WORK ORDER: Within the records below, filter for lines carrying the word "JSON" and copy them.

(Interface dataset entries)

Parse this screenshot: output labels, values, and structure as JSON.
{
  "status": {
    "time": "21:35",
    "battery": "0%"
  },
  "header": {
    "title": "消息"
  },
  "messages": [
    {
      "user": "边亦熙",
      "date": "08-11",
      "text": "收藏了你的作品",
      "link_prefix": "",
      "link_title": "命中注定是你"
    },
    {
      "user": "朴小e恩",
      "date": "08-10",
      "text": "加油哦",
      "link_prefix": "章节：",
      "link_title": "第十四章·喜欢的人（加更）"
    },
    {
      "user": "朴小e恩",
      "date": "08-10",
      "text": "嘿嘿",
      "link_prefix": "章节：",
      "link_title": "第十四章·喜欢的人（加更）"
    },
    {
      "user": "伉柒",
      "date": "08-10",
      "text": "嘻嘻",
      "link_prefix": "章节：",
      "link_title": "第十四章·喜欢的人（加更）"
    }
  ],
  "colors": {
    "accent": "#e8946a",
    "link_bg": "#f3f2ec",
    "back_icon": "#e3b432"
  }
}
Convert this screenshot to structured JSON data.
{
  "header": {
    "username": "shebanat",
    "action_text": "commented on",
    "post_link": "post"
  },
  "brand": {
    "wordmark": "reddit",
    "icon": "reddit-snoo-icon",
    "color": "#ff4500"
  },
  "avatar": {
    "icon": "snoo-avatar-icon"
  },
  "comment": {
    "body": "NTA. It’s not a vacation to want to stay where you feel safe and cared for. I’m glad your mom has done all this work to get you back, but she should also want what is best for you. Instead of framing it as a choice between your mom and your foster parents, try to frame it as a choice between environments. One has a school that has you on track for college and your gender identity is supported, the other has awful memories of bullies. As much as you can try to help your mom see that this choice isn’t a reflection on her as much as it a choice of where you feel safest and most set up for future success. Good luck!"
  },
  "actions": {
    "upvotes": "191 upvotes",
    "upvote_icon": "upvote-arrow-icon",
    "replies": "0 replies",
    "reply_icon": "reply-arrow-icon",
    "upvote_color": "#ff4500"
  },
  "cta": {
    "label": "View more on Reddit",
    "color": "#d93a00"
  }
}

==

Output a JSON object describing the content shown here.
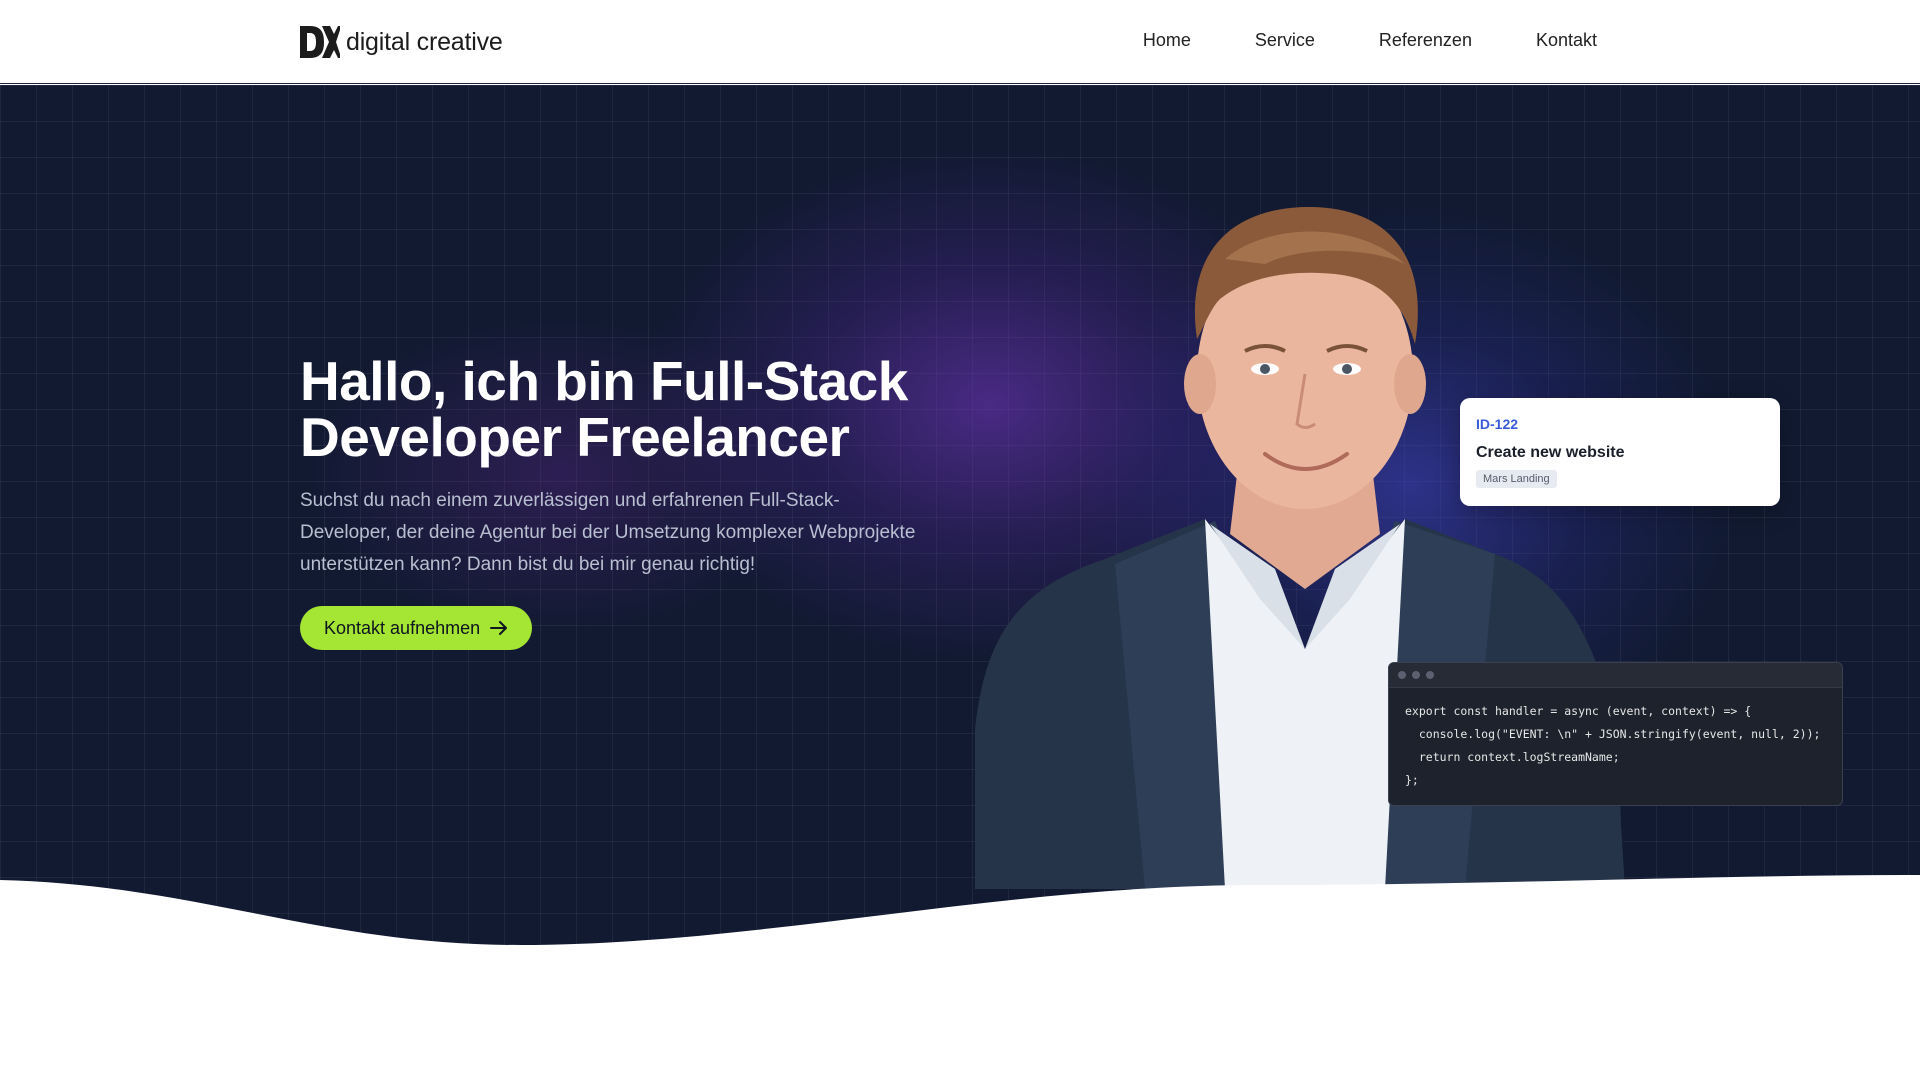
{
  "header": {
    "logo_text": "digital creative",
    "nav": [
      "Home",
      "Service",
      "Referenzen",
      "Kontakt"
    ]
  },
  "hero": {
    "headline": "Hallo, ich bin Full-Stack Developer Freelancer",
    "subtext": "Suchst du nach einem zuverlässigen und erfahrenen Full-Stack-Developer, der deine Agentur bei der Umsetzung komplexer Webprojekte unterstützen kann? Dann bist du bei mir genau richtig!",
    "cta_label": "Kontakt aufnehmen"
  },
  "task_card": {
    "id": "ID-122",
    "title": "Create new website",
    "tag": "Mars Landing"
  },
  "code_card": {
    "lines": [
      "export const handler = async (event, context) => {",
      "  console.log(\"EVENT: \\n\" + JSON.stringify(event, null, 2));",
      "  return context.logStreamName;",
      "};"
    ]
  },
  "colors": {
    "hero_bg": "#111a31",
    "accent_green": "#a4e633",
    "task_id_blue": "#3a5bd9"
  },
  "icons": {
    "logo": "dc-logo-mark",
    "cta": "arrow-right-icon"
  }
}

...

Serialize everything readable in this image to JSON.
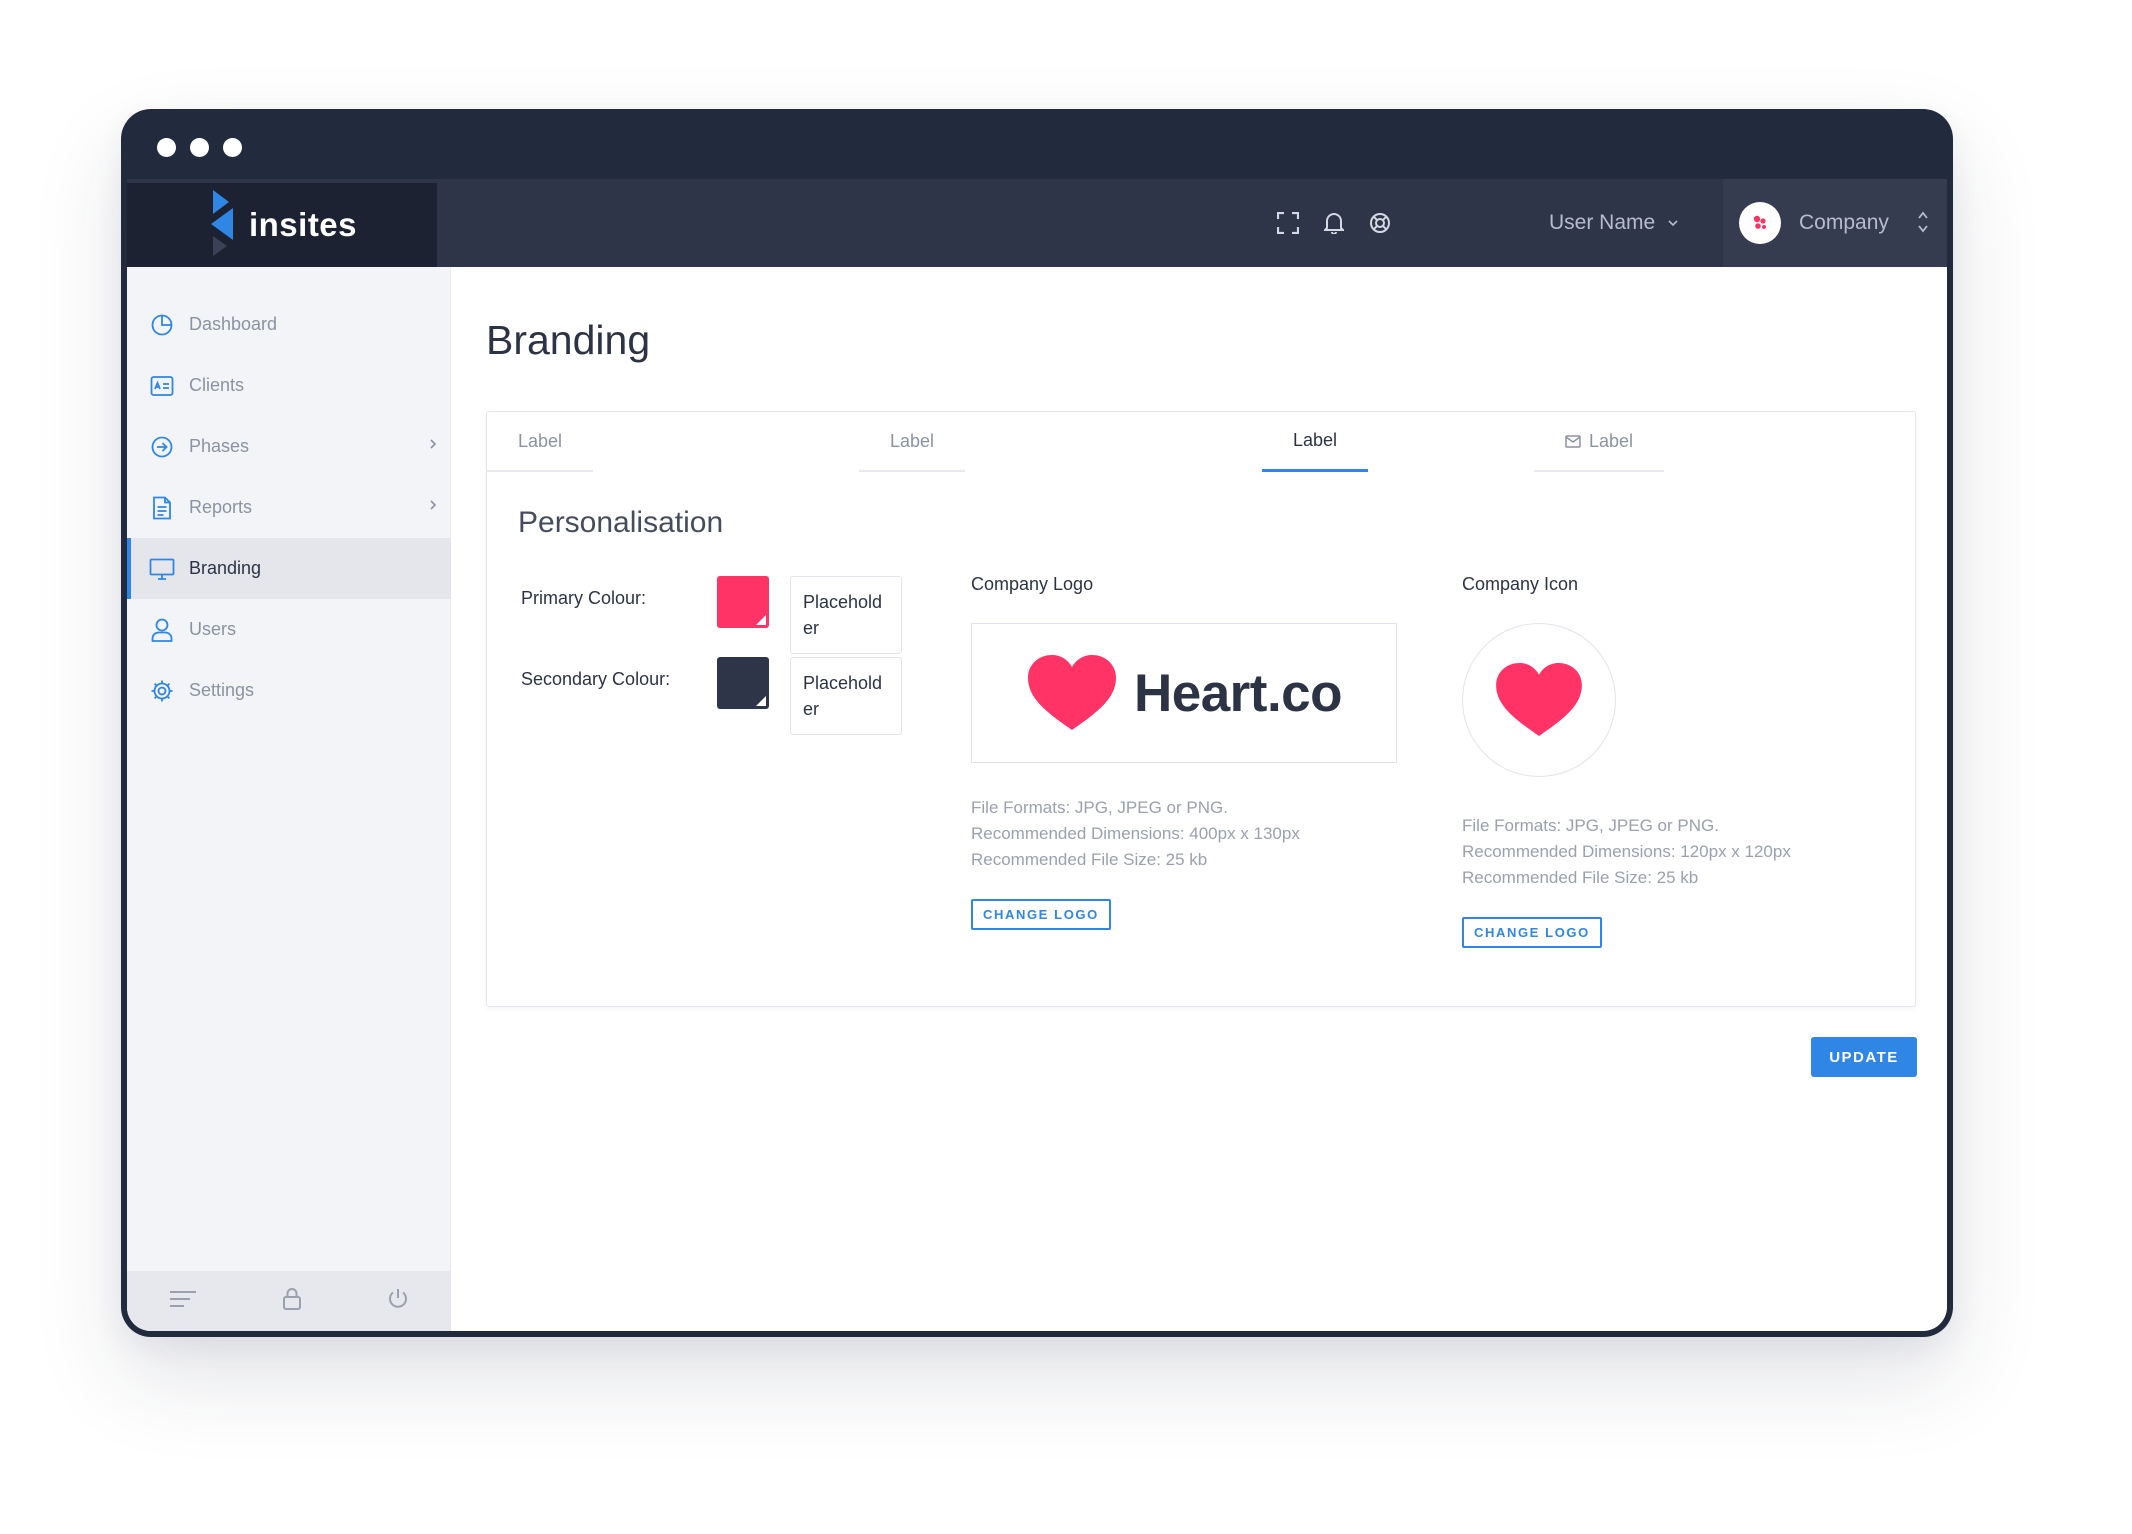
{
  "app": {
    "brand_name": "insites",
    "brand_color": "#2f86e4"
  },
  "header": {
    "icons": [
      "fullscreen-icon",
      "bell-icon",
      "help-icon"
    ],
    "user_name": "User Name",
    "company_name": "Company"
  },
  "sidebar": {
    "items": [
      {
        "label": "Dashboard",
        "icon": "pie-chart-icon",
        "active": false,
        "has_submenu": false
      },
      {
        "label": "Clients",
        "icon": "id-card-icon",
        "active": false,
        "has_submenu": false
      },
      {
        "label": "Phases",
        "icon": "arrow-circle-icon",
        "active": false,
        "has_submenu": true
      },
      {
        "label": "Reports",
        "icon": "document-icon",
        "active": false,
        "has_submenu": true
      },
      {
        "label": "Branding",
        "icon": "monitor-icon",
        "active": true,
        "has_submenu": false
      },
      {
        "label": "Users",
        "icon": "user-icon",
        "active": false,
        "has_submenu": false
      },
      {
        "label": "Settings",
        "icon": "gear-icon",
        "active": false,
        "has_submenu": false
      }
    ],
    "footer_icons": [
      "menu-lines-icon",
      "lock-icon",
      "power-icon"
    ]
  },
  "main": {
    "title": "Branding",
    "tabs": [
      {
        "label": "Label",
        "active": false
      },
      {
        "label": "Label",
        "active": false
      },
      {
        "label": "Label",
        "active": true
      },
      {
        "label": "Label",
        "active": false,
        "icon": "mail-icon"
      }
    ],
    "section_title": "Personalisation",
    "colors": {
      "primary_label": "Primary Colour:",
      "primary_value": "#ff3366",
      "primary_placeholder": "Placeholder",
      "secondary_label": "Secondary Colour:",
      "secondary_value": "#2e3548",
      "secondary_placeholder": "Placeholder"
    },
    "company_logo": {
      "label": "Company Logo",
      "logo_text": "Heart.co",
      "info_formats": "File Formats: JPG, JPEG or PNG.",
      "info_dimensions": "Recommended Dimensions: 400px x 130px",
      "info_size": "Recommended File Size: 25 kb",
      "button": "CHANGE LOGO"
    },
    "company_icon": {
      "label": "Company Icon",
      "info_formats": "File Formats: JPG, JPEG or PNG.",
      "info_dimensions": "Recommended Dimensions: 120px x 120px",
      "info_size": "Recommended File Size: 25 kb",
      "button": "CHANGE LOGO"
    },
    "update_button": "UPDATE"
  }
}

EXERCISE RESULT:
Parse this screenshot: output labels, values, and structure as JSON.
Convert this screenshot to structured JSON data.
Output a JSON object describing the content shown here.
      "  console.log(\"EVENT: \\n\" + JSON.stringify(event, null, 2));",
Serialize everything readable in this image to JSON.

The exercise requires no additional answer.